One of these returnees was Number Theory by George E Andrews. I didn’t study the eponymous topic at university (it was an option I failed to select) and have regretted this ever since and so many years ago bought the book to try and move beyond the futility of empty regret. As with many things in my life, this didn’t get tackled immediately – or, indeed, at all. Still, we are none of us getting any younger and the brain is not known for increasing flexibility with age (nor, for that matter is the body), so I decided it was perhaps time to tackle the subject. I also thought it would make for an interesting combination with the gymnastics – I realise other men turn to fast cars or loose women for their mid-life crises, but I’ve never been one to follow the crowd. It is entirely possible that I am alone in starting these two new endeavours in my late forties, though I am to an extent following in the footsteps of Leopold Kronecker who did tackle both (albeit that he shared the activities when at least 30 years my junior). Still, I am making steady progress through the book – and tomorrow should see the Linear Diophantine Equation hove into view. The flexibility of my ageing grey matter has not (yet) been an issue, but my fading eyesight has. It is becoming rather challenging to correctly identify the sub- and super-scripts used in the book, which as any mathematician can tell you are rather critical to the meaning. I rather fear I may have to face up to my age (something I can usually avoid) and acquire either a pair of reading glasses or a magnifying glass. Oh, the indignity of it! Despite this unwelcome hint of time’s wingèd charity hurrying near (a Marvellous phrase), I continue in my steadfast refusal to wear anything made of fleece. Some standards I plan to cling on to, by my very cuticles if necessary.

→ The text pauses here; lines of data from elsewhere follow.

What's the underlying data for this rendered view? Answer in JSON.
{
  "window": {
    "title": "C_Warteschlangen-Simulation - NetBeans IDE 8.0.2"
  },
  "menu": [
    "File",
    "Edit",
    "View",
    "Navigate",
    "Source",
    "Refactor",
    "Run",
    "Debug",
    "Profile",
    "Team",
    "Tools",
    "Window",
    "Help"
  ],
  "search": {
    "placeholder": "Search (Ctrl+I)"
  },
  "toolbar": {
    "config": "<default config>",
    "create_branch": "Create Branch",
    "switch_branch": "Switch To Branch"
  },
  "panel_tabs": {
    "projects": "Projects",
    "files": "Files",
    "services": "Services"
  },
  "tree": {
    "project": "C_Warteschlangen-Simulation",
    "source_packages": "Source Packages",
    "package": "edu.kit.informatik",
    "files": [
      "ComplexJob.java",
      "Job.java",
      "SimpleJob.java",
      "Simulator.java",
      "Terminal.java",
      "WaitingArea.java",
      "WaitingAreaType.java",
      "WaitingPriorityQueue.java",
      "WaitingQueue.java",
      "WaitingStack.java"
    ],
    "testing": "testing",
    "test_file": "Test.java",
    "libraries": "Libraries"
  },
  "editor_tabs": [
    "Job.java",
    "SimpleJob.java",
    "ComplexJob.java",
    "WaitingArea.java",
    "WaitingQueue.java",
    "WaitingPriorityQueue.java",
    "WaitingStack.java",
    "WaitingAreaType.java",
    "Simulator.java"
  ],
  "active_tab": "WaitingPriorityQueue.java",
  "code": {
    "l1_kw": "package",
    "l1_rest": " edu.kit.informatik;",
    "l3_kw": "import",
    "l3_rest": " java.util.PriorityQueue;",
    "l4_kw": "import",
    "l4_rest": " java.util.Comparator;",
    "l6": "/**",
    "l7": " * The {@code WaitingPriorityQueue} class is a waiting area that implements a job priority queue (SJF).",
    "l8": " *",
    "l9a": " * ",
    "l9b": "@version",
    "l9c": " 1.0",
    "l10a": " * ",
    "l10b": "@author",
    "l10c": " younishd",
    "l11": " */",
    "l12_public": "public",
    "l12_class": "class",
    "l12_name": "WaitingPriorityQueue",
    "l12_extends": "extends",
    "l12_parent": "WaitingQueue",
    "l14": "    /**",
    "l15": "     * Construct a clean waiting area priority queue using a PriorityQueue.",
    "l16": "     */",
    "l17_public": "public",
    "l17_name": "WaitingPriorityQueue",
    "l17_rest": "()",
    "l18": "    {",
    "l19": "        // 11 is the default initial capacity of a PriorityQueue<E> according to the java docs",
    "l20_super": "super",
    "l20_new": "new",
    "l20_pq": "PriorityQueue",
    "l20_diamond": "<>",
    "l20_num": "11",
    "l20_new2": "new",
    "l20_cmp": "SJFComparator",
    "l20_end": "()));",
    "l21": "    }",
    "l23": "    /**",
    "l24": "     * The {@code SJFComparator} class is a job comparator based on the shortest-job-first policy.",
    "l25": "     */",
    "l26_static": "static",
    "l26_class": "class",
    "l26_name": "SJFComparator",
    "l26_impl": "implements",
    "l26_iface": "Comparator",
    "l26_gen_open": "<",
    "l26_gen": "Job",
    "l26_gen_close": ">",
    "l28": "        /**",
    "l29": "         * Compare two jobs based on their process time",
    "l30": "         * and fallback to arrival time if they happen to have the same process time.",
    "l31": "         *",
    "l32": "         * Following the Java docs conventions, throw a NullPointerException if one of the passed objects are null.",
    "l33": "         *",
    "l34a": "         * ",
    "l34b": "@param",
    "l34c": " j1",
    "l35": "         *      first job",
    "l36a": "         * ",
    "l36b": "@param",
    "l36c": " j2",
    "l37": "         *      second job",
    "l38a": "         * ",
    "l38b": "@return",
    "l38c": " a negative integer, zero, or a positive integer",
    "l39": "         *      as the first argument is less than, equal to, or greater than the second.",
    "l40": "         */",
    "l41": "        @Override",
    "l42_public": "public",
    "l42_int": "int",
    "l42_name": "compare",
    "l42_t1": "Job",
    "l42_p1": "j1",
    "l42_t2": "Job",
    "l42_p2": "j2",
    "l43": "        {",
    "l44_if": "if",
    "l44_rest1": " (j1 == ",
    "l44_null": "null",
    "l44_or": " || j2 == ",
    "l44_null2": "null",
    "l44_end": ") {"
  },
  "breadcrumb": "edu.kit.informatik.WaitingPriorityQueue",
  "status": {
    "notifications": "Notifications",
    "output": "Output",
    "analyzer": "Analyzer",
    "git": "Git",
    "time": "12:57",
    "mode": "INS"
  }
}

So, despite my best endeavours (which apparently now have much the same meaning as my reasonable endeavours – under the law of England and Wales, at least) I seem to have inadvertently taken on two life changes at the turn of the year. How will my delicate self-image survive? Still, at least I can still easily exceed 1000 words when trying to knock off a brief post – so there is some continuity remaining in my life.